In 2008 and 2009, Boeing was second on the list of Top 100 US Federal Contractors, with contracts totaling US$22 billion and US$23 billion respectively. Since 1995, the company has agreed to pay US$1.6 billion to settle 39 instances of misconduct, including US$615 million in 2006 in relation to illegal hiring of government officials and improper use of proprietary information.
Boeing secured the highest ever tax breaks at the state level in 2013.
Boeing's spent US$16.9 million on lobbying expenditures in 2009. In the 2008 presidential election, Barack Obama "was by far the biggest recipient of campaign contributions from Boeing employees and executives, hauling in US$197,000 – five times as much as John McCain, and more than the top eight Republicans combined".
The company is a member of the U.S. Global Leadership Coalition, a Washington D.C.-based coalition of more than 400 major companies and NGOs that advocate a larger International Affairs Budget, which funds American diplomatic and development efforts abroad. A series of U.S. diplomatic cables show how U.S. diplomats and senior politicians intervene on behalf of Boeing to help boost the company's sales.
In 2007 and 2008, the company benefited from over US$10 billion of long-term loan guarantees, helping finance the purchase of their commercial aircraft in countries including Brazil, Canada, Ireland and the United Arab Emirates, from the Export-Import Bank of the United States, some 65% of the total loan guarantees the bank made in the period.
In December 2011, the non-partisan organization Public Campaign criticized Boeing for spending US$52.29 million on lobbying and not paying taxes during 2008–2010, instead getting US$178 million in tax rebates, despite making a profit of US$9.7 billion, laying off 14,862 workers since 2008, and increasing executive pay by 31% to US$41.9 million in 2010 for its top five executives.
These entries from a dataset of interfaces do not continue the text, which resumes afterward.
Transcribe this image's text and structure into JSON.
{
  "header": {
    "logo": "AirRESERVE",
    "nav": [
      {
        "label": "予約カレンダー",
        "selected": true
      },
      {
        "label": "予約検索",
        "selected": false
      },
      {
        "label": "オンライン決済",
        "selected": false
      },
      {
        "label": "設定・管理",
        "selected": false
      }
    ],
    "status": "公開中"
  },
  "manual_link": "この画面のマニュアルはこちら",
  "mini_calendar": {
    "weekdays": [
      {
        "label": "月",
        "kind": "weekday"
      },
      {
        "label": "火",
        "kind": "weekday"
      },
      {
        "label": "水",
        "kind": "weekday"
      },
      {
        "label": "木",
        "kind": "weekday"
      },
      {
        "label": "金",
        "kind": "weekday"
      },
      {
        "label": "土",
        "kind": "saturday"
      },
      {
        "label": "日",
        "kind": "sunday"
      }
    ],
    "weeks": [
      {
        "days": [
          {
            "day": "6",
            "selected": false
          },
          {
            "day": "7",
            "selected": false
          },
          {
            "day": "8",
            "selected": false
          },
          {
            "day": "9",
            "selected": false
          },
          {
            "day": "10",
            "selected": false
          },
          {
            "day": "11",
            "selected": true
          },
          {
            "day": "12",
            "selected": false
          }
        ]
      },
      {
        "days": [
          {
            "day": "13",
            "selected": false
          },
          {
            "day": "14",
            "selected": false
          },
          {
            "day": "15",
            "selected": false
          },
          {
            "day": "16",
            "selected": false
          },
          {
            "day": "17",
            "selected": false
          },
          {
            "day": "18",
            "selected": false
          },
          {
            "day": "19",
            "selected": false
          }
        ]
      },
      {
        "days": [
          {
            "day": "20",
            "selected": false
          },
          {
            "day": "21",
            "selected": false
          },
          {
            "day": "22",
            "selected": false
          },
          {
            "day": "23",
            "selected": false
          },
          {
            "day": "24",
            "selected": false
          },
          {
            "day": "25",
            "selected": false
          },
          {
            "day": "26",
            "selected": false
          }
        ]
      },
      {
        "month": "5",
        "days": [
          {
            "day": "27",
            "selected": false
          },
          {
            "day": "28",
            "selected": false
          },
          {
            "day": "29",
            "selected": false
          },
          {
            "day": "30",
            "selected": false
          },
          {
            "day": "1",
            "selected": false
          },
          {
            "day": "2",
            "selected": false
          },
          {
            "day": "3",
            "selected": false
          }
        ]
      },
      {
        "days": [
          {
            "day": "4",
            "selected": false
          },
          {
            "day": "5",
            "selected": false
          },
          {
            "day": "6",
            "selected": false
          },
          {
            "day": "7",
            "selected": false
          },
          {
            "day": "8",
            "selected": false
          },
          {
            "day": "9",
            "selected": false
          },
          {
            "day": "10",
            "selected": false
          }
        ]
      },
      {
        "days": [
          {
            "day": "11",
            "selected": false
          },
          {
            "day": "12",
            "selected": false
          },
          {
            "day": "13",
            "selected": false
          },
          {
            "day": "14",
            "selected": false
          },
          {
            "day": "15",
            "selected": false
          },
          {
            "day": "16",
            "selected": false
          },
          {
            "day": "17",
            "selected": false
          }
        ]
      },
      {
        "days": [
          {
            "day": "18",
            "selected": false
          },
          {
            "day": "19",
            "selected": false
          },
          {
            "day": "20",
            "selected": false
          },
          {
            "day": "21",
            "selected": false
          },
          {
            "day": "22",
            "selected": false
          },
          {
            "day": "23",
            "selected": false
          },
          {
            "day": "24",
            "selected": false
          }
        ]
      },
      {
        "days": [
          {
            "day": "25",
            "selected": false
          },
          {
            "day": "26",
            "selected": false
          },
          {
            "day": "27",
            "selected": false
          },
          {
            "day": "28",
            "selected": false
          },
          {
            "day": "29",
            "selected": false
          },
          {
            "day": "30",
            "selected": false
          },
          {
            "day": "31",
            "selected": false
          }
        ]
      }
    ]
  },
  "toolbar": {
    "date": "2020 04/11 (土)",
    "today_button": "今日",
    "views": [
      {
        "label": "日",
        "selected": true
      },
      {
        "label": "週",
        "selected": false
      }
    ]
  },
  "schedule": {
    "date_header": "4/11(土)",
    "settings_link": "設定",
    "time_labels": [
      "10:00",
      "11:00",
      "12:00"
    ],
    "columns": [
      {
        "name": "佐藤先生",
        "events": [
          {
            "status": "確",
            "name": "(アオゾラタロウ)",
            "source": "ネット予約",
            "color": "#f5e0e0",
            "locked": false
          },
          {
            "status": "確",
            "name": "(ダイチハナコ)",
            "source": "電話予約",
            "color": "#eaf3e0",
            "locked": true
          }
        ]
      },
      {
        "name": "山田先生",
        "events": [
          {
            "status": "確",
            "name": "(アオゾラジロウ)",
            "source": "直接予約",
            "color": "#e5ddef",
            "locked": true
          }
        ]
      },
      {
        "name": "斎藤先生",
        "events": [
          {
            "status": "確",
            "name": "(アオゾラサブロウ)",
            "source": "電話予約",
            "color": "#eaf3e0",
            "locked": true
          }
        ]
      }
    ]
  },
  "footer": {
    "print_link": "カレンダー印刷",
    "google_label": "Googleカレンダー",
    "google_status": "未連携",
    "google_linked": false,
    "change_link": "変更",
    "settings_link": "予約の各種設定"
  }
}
For the fiscal year 2017, Boeing reported earnings of US$8.191billion, with an annual revenue of US$93.392billion, a 1.25% decline over the previous fiscal cycle. Boeing's shares traded at over $209 per share, and its market capitalization was valued at over US$206.6billion.
Between 2010 and 2018, Boeing increased its operating cash flow from $3 to $15.3billion, sustaining its share price, by negotiating advance payments from customers and delaying payments to its suppliers. This strategy is sustainable only as long as orders are good and delivery rates are increasing.
From 2013 to 2019, Boeing spent over $60 billion on dividends and stock buybacks, twice as much as the development costs of the 787.
Approximately 1.5% of Boeing employees are in the Technical Fellowship program, a program through which Boeing's top engineers and scientists set technical direction for the company. The average salary at Boeing is $76,784, reported by former employees.